WHAT YOU ARE ASKED TO DO: Would you print the records below word for word, without the pictures?

DATA TO PROCESS:
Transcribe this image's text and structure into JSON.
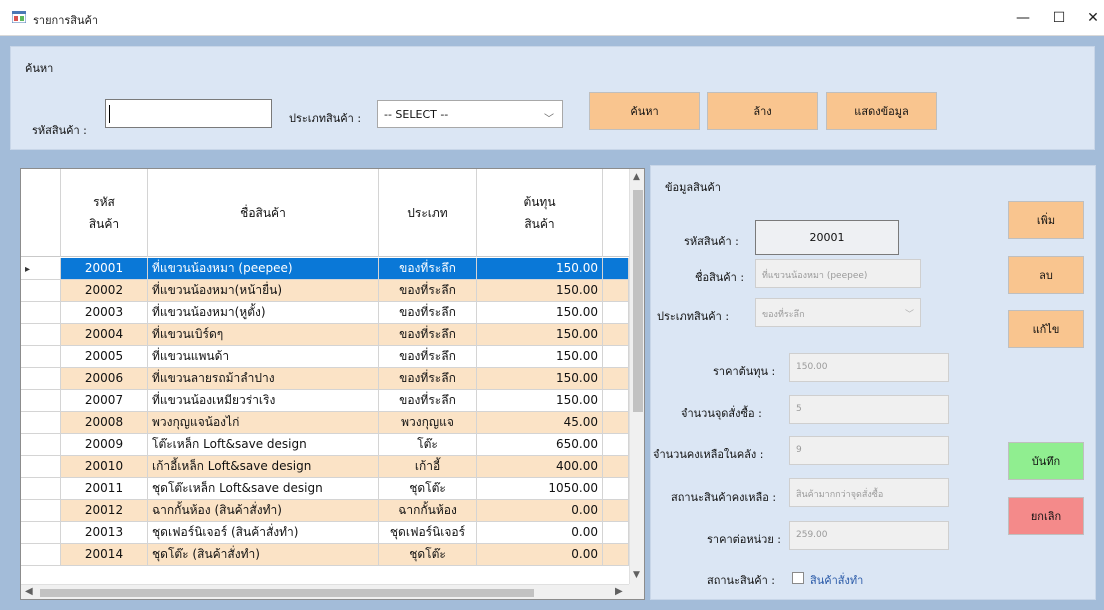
{
  "window": {
    "title": "รายการสินค้า",
    "min_glyph": "—",
    "max_glyph": "☐",
    "close_glyph": "✕"
  },
  "search": {
    "group_label": "ค้นหา",
    "code_label": "รหัสสินค้า :",
    "code_value": "",
    "type_label": "ประเภทสินค้า :",
    "type_selected": "-- SELECT --",
    "search_button": "ค้นหา",
    "clear_button": "ล้าง",
    "show_button": "แสดงข้อมูล"
  },
  "grid": {
    "columns": [
      "รหัส\nสินค้า",
      "ชื่อสินค้า",
      "ประเภท",
      "ต้นทุน\nสินค้า"
    ],
    "rows": [
      {
        "code": "20001",
        "name": "ที่แขวนน้องหมา (peepee)",
        "type": "ของที่ระลึก",
        "cost": "150.00"
      },
      {
        "code": "20002",
        "name": "ที่แขวนน้องหมา(หน้ายื่น)",
        "type": "ของที่ระลึก",
        "cost": "150.00"
      },
      {
        "code": "20003",
        "name": "ที่แขวนน้องหมา(หูตั้ง)",
        "type": "ของที่ระลึก",
        "cost": "150.00"
      },
      {
        "code": "20004",
        "name": "ที่แขวนเบิร์ดๆ",
        "type": "ของที่ระลึก",
        "cost": "150.00"
      },
      {
        "code": "20005",
        "name": "ที่แขวนแพนด้า",
        "type": "ของที่ระลึก",
        "cost": "150.00"
      },
      {
        "code": "20006",
        "name": "ที่แขวนลายรถม้าลำปาง",
        "type": "ของที่ระลึก",
        "cost": "150.00"
      },
      {
        "code": "20007",
        "name": "ที่แขวนน้องเหมียวร่าเริง",
        "type": "ของที่ระลึก",
        "cost": "150.00"
      },
      {
        "code": "20008",
        "name": "พวงกุญแจน้องไก่",
        "type": "พวงกุญแจ",
        "cost": "45.00"
      },
      {
        "code": "20009",
        "name": "โต๊ะเหล็ก Loft&save design",
        "type": "โต๊ะ",
        "cost": "650.00"
      },
      {
        "code": "20010",
        "name": "เก้าอี้เหล็ก Loft&save design",
        "type": "เก้าอี้",
        "cost": "400.00"
      },
      {
        "code": "20011",
        "name": "ชุดโต๊ะเหล็ก Loft&save design",
        "type": "ชุดโต๊ะ",
        "cost": "1050.00"
      },
      {
        "code": "20012",
        "name": "ฉากกั้นห้อง (สินค้าสั่งทำ)",
        "type": "ฉากกั้นห้อง",
        "cost": "0.00"
      },
      {
        "code": "20013",
        "name": "ชุดเฟอร์นิเจอร์ (สินค้าสั่งทำ)",
        "type": "ชุดเฟอร์นิเจอร์",
        "cost": "0.00"
      },
      {
        "code": "20014",
        "name": "ชุดโต๊ะ (สินค้าสั่งทำ)",
        "type": "ชุดโต๊ะ",
        "cost": "0.00"
      }
    ]
  },
  "detail": {
    "group_label": "ข้อมูลสินค้า",
    "code_label": "รหัสสินค้า :",
    "code_value": "20001",
    "name_label": "ชื่อสินค้า :",
    "name_value": "ที่แขวนน้องหมา (peepee)",
    "type_label": "ประเภทสินค้า :",
    "type_value": "ของที่ระลึก",
    "cost_label": "ราคาต้นทุน :",
    "cost_value": "150.00",
    "reorder_label": "จำนวนจุดสั่งซื้อ :",
    "reorder_value": "5",
    "stock_label": "จำนวนคงเหลือในคลัง :",
    "stock_value": "9",
    "stock_status_label": "สถานะสินค้าคงเหลือ :",
    "stock_status_value": "สินค้ามากกว่าจุดสั่งซื้อ",
    "unit_price_label": "ราคาต่อหน่วย :",
    "unit_price_value": "259.00",
    "product_status_label": "สถานะสินค้า :",
    "made_to_order_label": "สินค้าสั่งทำ",
    "add_button": "เพิ่ม",
    "delete_button": "ลบ",
    "edit_button": "แก้ไข",
    "save_button": "บันทึก",
    "cancel_button": "ยกเลิก"
  }
}
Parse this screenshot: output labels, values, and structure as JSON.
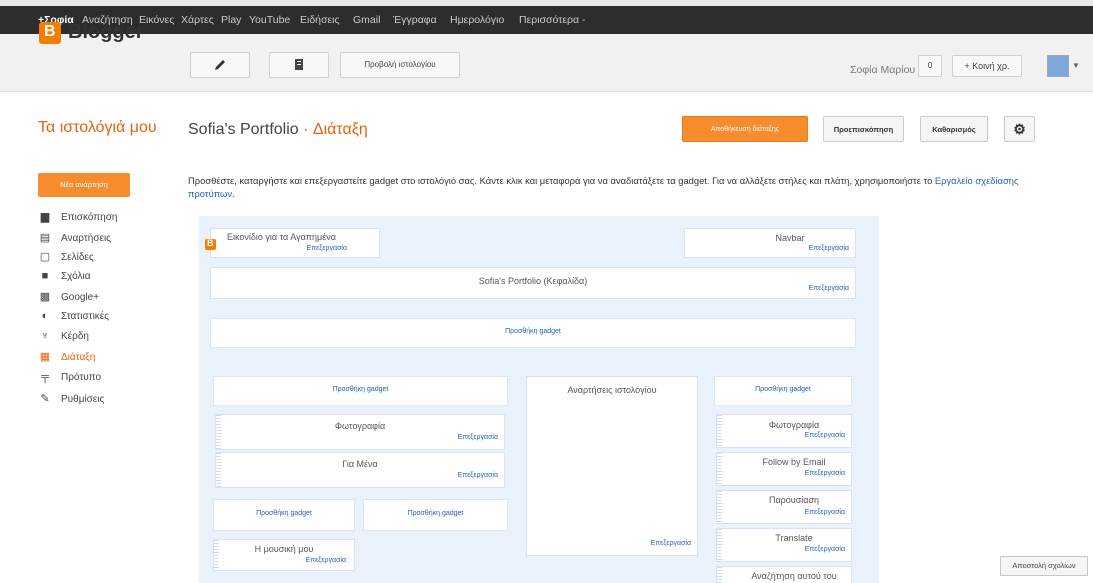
{
  "gbar": {
    "items": [
      "+Σοφία",
      "Αναζήτηση",
      "Εικόνες",
      "Χάρτες",
      "Play",
      "YouTube",
      "Ειδήσεις",
      "Gmail",
      "Έγγραφα",
      "Ημερολόγιο",
      "Περισσότερα -"
    ]
  },
  "header": {
    "logo_letter": "B",
    "logo_text": "Blogger",
    "edit_icon": "pencil-icon",
    "posts_icon": "document-icon",
    "view_blog_label": "Προβολή ιστολογίου",
    "username": "Σοφία Μαρίου",
    "notification_count": "0",
    "share_label": "+ Κοινή χρ.",
    "avatar_icon": "avatar-icon"
  },
  "title": {
    "my_blogs": "Τα ιστολόγιά μου",
    "blog_name": "Sofia's Portfolio",
    "separator": "·",
    "section": "Διάταξη"
  },
  "actions": {
    "save": "Αποθήκευση διάταξης",
    "preview": "Προεπισκόπηση",
    "clear": "Καθαρισμός",
    "settings_icon": "gear-icon"
  },
  "sidebar": {
    "new_post": "Νέα ανάρτηση",
    "items": [
      {
        "label": "Επισκόπηση",
        "icon": "home-icon",
        "glyph": "▆"
      },
      {
        "label": "Αναρτήσεις",
        "icon": "posts-icon",
        "glyph": "▤"
      },
      {
        "label": "Σελίδες",
        "icon": "pages-icon",
        "glyph": "▢"
      },
      {
        "label": "Σχόλια",
        "icon": "comments-icon",
        "glyph": "■"
      },
      {
        "label": "Google+",
        "icon": "googleplus-icon",
        "glyph": "▩"
      },
      {
        "label": "Στατιστικές",
        "icon": "stats-icon",
        "glyph": "◐"
      },
      {
        "label": "Κέρδη",
        "icon": "trophy-icon",
        "glyph": "♆"
      },
      {
        "label": "Διάταξη",
        "icon": "layout-icon",
        "glyph": "▦",
        "active": true
      },
      {
        "label": "Πρότυπο",
        "icon": "template-icon",
        "glyph": "╤"
      },
      {
        "label": "Ρυθμίσεις",
        "icon": "wrench-icon",
        "glyph": "✎"
      }
    ]
  },
  "description": {
    "text": "Προσθέστε, καταργήστε και επεξεργαστείτε gadget στο ιστολόγιό σας. Κάντε κλικ και μεταφορά για να αναδιατάξετε τα gadget. Για να αλλάξετε στήλες και πλάτη, χρησιμοποιήστε το ",
    "link": "Εργαλείο σχεδίασης προτύπων."
  },
  "layout": {
    "edit_label": "Επεξεργασία",
    "add_gadget": "Προσθήκη gadget",
    "favicon": "Εικονίδιο για τα Αγαπημένα",
    "navbar": "Navbar",
    "header": "Sofia's Portfolio (Κεφαλίδα)",
    "blog_posts": "Αναρτήσεις ιστολογίου",
    "left_gadgets": [
      "Φωτογραφία",
      "Για Μένα"
    ],
    "music": "Η μουσική μου",
    "right_gadgets": [
      "Φωτογραφία",
      "Follow by Email",
      "Παρουσίαση",
      "Translate",
      "Αναζήτηση αυτού του"
    ]
  },
  "feedback": "Αποστολή σχολίων"
}
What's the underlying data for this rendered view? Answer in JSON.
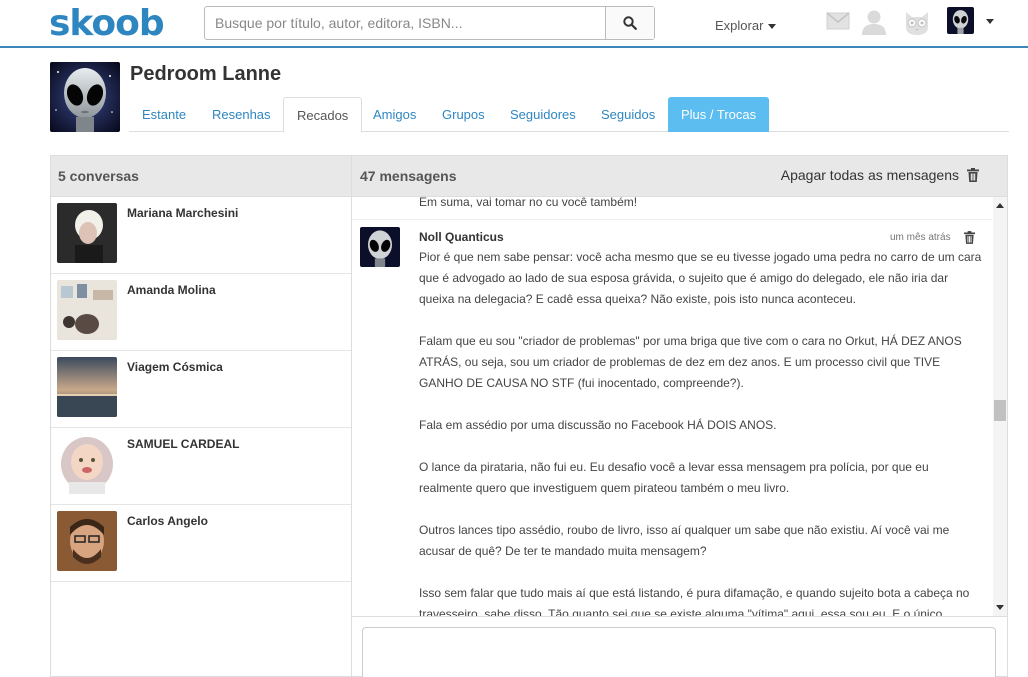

EXERCISE OUTPUT:
Transcribe this image's text and structure into JSON.
{
  "window": {
    "title": "รายการสินค้า",
    "min_glyph": "—",
    "max_glyph": "☐",
    "close_glyph": "✕"
  },
  "search": {
    "group_label": "ค้นหา",
    "code_label": "รหัสสินค้า :",
    "code_value": "",
    "type_label": "ประเภทสินค้า :",
    "type_selected": "-- SELECT --",
    "search_button": "ค้นหา",
    "clear_button": "ล้าง",
    "show_button": "แสดงข้อมูล"
  },
  "grid": {
    "columns": [
      "รหัส\nสินค้า",
      "ชื่อสินค้า",
      "ประเภท",
      "ต้นทุน\nสินค้า"
    ],
    "rows": [
      {
        "code": "20001",
        "name": "ที่แขวนน้องหมา (peepee)",
        "type": "ของที่ระลึก",
        "cost": "150.00"
      },
      {
        "code": "20002",
        "name": "ที่แขวนน้องหมา(หน้ายื่น)",
        "type": "ของที่ระลึก",
        "cost": "150.00"
      },
      {
        "code": "20003",
        "name": "ที่แขวนน้องหมา(หูตั้ง)",
        "type": "ของที่ระลึก",
        "cost": "150.00"
      },
      {
        "code": "20004",
        "name": "ที่แขวนเบิร์ดๆ",
        "type": "ของที่ระลึก",
        "cost": "150.00"
      },
      {
        "code": "20005",
        "name": "ที่แขวนแพนด้า",
        "type": "ของที่ระลึก",
        "cost": "150.00"
      },
      {
        "code": "20006",
        "name": "ที่แขวนลายรถม้าลำปาง",
        "type": "ของที่ระลึก",
        "cost": "150.00"
      },
      {
        "code": "20007",
        "name": "ที่แขวนน้องเหมียวร่าเริง",
        "type": "ของที่ระลึก",
        "cost": "150.00"
      },
      {
        "code": "20008",
        "name": "พวงกุญแจน้องไก่",
        "type": "พวงกุญแจ",
        "cost": "45.00"
      },
      {
        "code": "20009",
        "name": "โต๊ะเหล็ก Loft&save design",
        "type": "โต๊ะ",
        "cost": "650.00"
      },
      {
        "code": "20010",
        "name": "เก้าอี้เหล็ก Loft&save design",
        "type": "เก้าอี้",
        "cost": "400.00"
      },
      {
        "code": "20011",
        "name": "ชุดโต๊ะเหล็ก Loft&save design",
        "type": "ชุดโต๊ะ",
        "cost": "1050.00"
      },
      {
        "code": "20012",
        "name": "ฉากกั้นห้อง (สินค้าสั่งทำ)",
        "type": "ฉากกั้นห้อง",
        "cost": "0.00"
      },
      {
        "code": "20013",
        "name": "ชุดเฟอร์นิเจอร์ (สินค้าสั่งทำ)",
        "type": "ชุดเฟอร์นิเจอร์",
        "cost": "0.00"
      },
      {
        "code": "20014",
        "name": "ชุดโต๊ะ (สินค้าสั่งทำ)",
        "type": "ชุดโต๊ะ",
        "cost": "0.00"
      }
    ]
  },
  "detail": {
    "group_label": "ข้อมูลสินค้า",
    "code_label": "รหัสสินค้า :",
    "code_value": "20001",
    "name_label": "ชื่อสินค้า :",
    "name_value": "ที่แขวนน้องหมา (peepee)",
    "type_label": "ประเภทสินค้า :",
    "type_value": "ของที่ระลึก",
    "cost_label": "ราคาต้นทุน :",
    "cost_value": "150.00",
    "reorder_label": "จำนวนจุดสั่งซื้อ :",
    "reorder_value": "5",
    "stock_label": "จำนวนคงเหลือในคลัง :",
    "stock_value": "9",
    "stock_status_label": "สถานะสินค้าคงเหลือ :",
    "stock_status_value": "สินค้ามากกว่าจุดสั่งซื้อ",
    "unit_price_label": "ราคาต่อหน่วย :",
    "unit_price_value": "259.00",
    "product_status_label": "สถานะสินค้า :",
    "made_to_order_label": "สินค้าสั่งทำ",
    "add_button": "เพิ่ม",
    "delete_button": "ลบ",
    "edit_button": "แก้ไข",
    "save_button": "บันทึก",
    "cancel_button": "ยกเลิก"
  }
}
Parse this screenshot: output labels, values, and structure as JSON.
{
  "gbar": {
    "items": [
      "+Σοφία",
      "Αναζήτηση",
      "Εικόνες",
      "Χάρτες",
      "Play",
      "YouTube",
      "Ειδήσεις",
      "Gmail",
      "Έγγραφα",
      "Ημερολόγιο",
      "Περισσότερα -"
    ]
  },
  "header": {
    "logo_letter": "B",
    "logo_text": "Blogger",
    "edit_icon": "pencil-icon",
    "posts_icon": "document-icon",
    "view_blog_label": "Προβολή ιστολογίου",
    "username": "Σοφία Μαρίου",
    "notification_count": "0",
    "share_label": "+ Κοινή χρ.",
    "avatar_icon": "avatar-icon"
  },
  "title": {
    "my_blogs": "Τα ιστολόγιά μου",
    "blog_name": "Sofia's Portfolio",
    "separator": "·",
    "section": "Διάταξη"
  },
  "actions": {
    "save": "Αποθήκευση διάταξης",
    "preview": "Προεπισκόπηση",
    "clear": "Καθαρισμός",
    "settings_icon": "gear-icon"
  },
  "sidebar": {
    "new_post": "Νέα ανάρτηση",
    "items": [
      {
        "label": "Επισκόπηση",
        "icon": "home-icon",
        "glyph": "▆"
      },
      {
        "label": "Αναρτήσεις",
        "icon": "posts-icon",
        "glyph": "▤"
      },
      {
        "label": "Σελίδες",
        "icon": "pages-icon",
        "glyph": "▢"
      },
      {
        "label": "Σχόλια",
        "icon": "comments-icon",
        "glyph": "■"
      },
      {
        "label": "Google+",
        "icon": "googleplus-icon",
        "glyph": "▩"
      },
      {
        "label": "Στατιστικές",
        "icon": "stats-icon",
        "glyph": "◐"
      },
      {
        "label": "Κέρδη",
        "icon": "trophy-icon",
        "glyph": "♆"
      },
      {
        "label": "Διάταξη",
        "icon": "layout-icon",
        "glyph": "▦",
        "active": true
      },
      {
        "label": "Πρότυπο",
        "icon": "template-icon",
        "glyph": "╤"
      },
      {
        "label": "Ρυθμίσεις",
        "icon": "wrench-icon",
        "glyph": "✎"
      }
    ]
  },
  "description": {
    "text": "Προσθέστε, καταργήστε και επεξεργαστείτε gadget στο ιστολόγιό σας. Κάντε κλικ και μεταφορά για να αναδιατάξετε τα gadget. Για να αλλάξετε στήλες και πλάτη, χρησιμοποιήστε το ",
    "link": "Εργαλείο σχεδίασης προτύπων."
  },
  "layout": {
    "edit_label": "Επεξεργασία",
    "add_gadget": "Προσθήκη gadget",
    "favicon": "Εικονίδιο για τα Αγαπημένα",
    "navbar": "Navbar",
    "header": "Sofia's Portfolio (Κεφαλίδα)",
    "blog_posts": "Αναρτήσεις ιστολογίου",
    "left_gadgets": [
      "Φωτογραφία",
      "Για Μένα"
    ],
    "music": "Η μουσική μου",
    "right_gadgets": [
      "Φωτογραφία",
      "Follow by Email",
      "Παρουσίαση",
      "Translate",
      "Αναζήτηση αυτού του"
    ]
  },
  "feedback": "Αποστολή σχολίων"
}
What's the underlying data for this rendered view? Answer in JSON.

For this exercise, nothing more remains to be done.